But what about the obvious reasons: That a lot of films this summer were simply bad, or that audiences were simply not all that interested with what was out there.
In Variety, Eric Wold, who’s a theatrical exhibition analyst for Riley & Co., was quoted as saying: “You can’t chalk it up to anything other than a weak slate of movies that didn’t resonate with consumers… We were expecting poor numbers to start with, and it got a lot worse.”
And the proof was in the box office numbers every weekend. Time and time again, since early May, there were films that opened to huge numbers only to drop off big - anywhere from 57% to 69% - in their second, and following weeks in release. Or films that simply never even got off the ground, such as "The Expendables 3" or "Sin City: A Dame to Kill For," that were expected to do a lot better.
People weren’t liking what they were seeing, or were unimpressed, or simply that people who really wanted to see a movie went the first weekend, leaving the rest who weren’t so enthusiastic in the first place, dragging their heels, going to see it.
And what’s up for the summer of 2015? So far, looks like more of the same.
What will happen if the box office for summer 2015 is even lower than this year’s tally? More serious adult films for summer? Not hardly. More likely, studio execs are saying right now that, this is just a temporary glitch, a slight cyclical disturbance, and everything will be back to normal next summer. But I wouldn’t bet on that right now.
As for the rest of this weekend’s figures, "Sin City," which tanked last weekend, took an even bigger dip this weekend by some 66%, earning $2.2 million for 14th place (It even got beat out by the Spanish language bio-pic "Cantinflas," about the legendary Mexican film comic). It’s over for that film. It’s toast. And the Blu-ray DVD is already on pre-order on Amazon - a tell-tale sign of a flop.
And who was that commenter (Sin City Jones) last week, who just kept saying that the film was going to be a hit, regardless of its dismal opening B.O. numbers? In fact, didn’t he say that it would do even better this weekend? Yeah right. I wonder what he’ll say now?
Among the new releases, the results aren’t great either. Spy thriller "The November Man" came in 6th place, with $9.3 million; and the “found footage” horror film "As Above, So Below" earned $8.3 million, though that film is sure to make a profit since it was made for a paltry $5 million.

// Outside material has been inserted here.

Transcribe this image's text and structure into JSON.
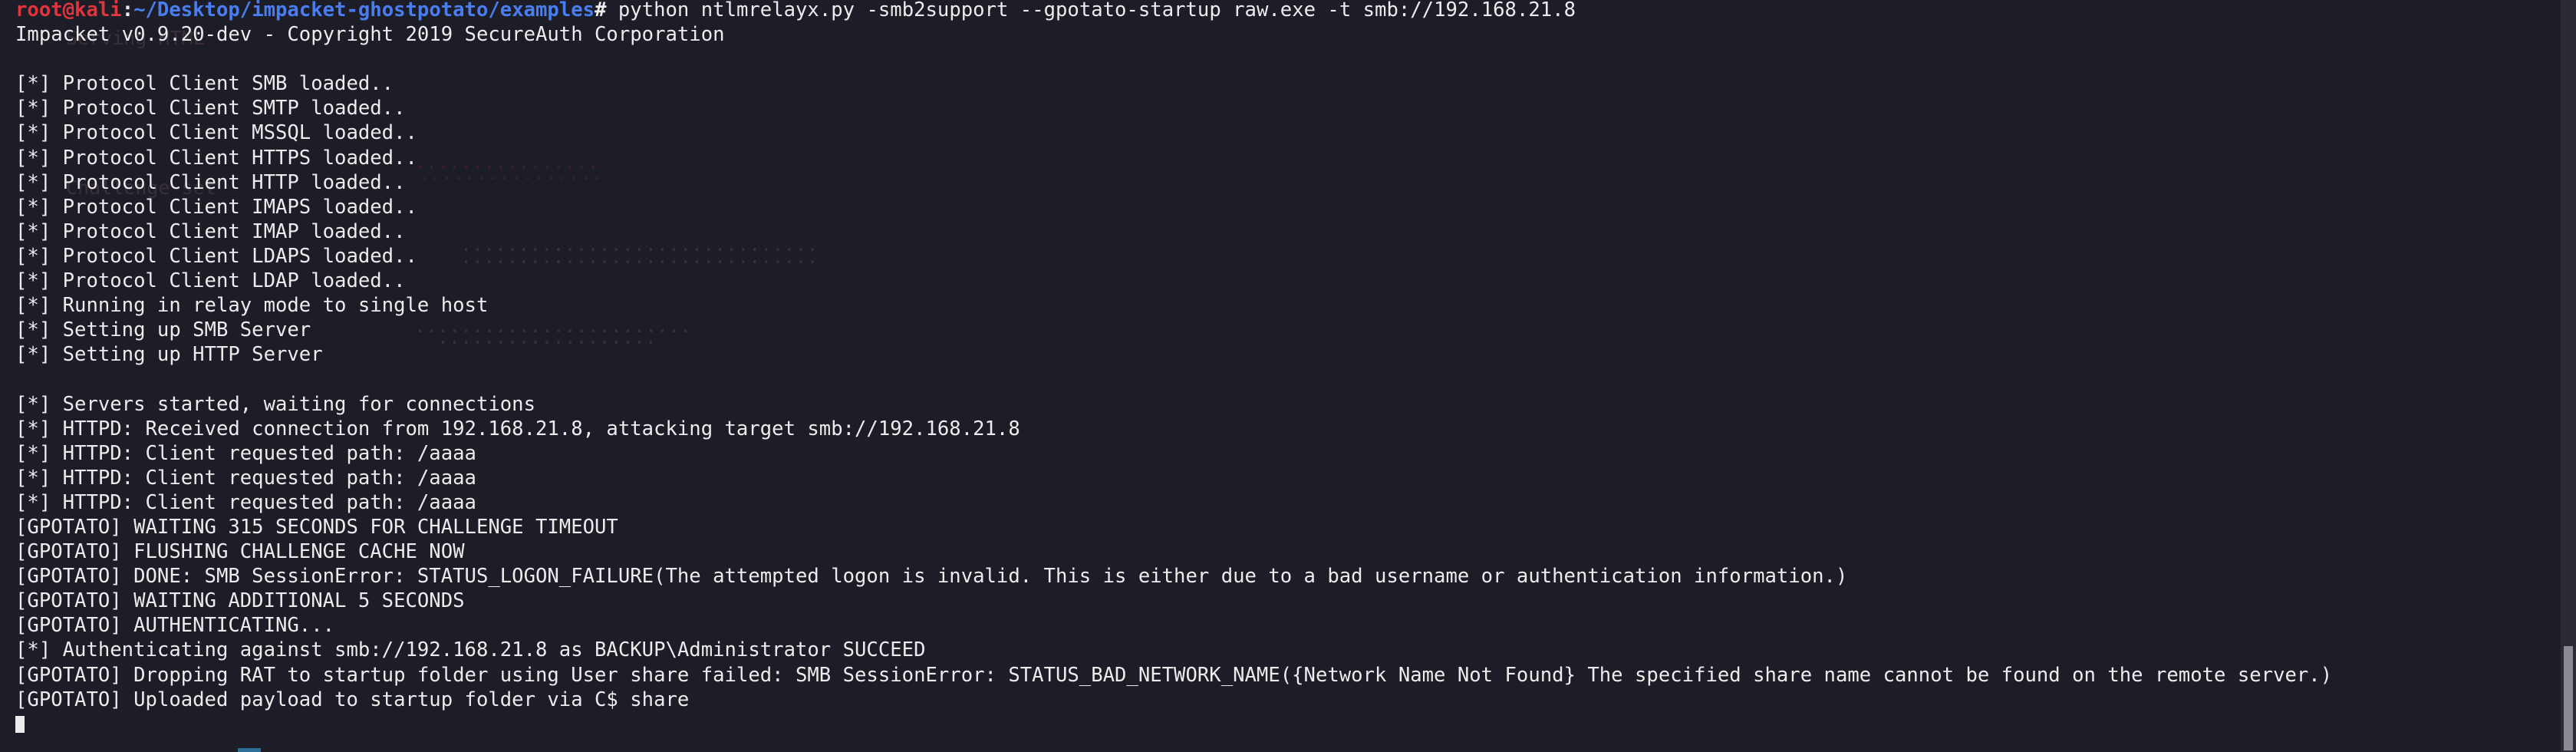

Meanwhile "Let’s Be Cops" still holds up as a late summer surprise hit movie, with almost $60 million earned to date.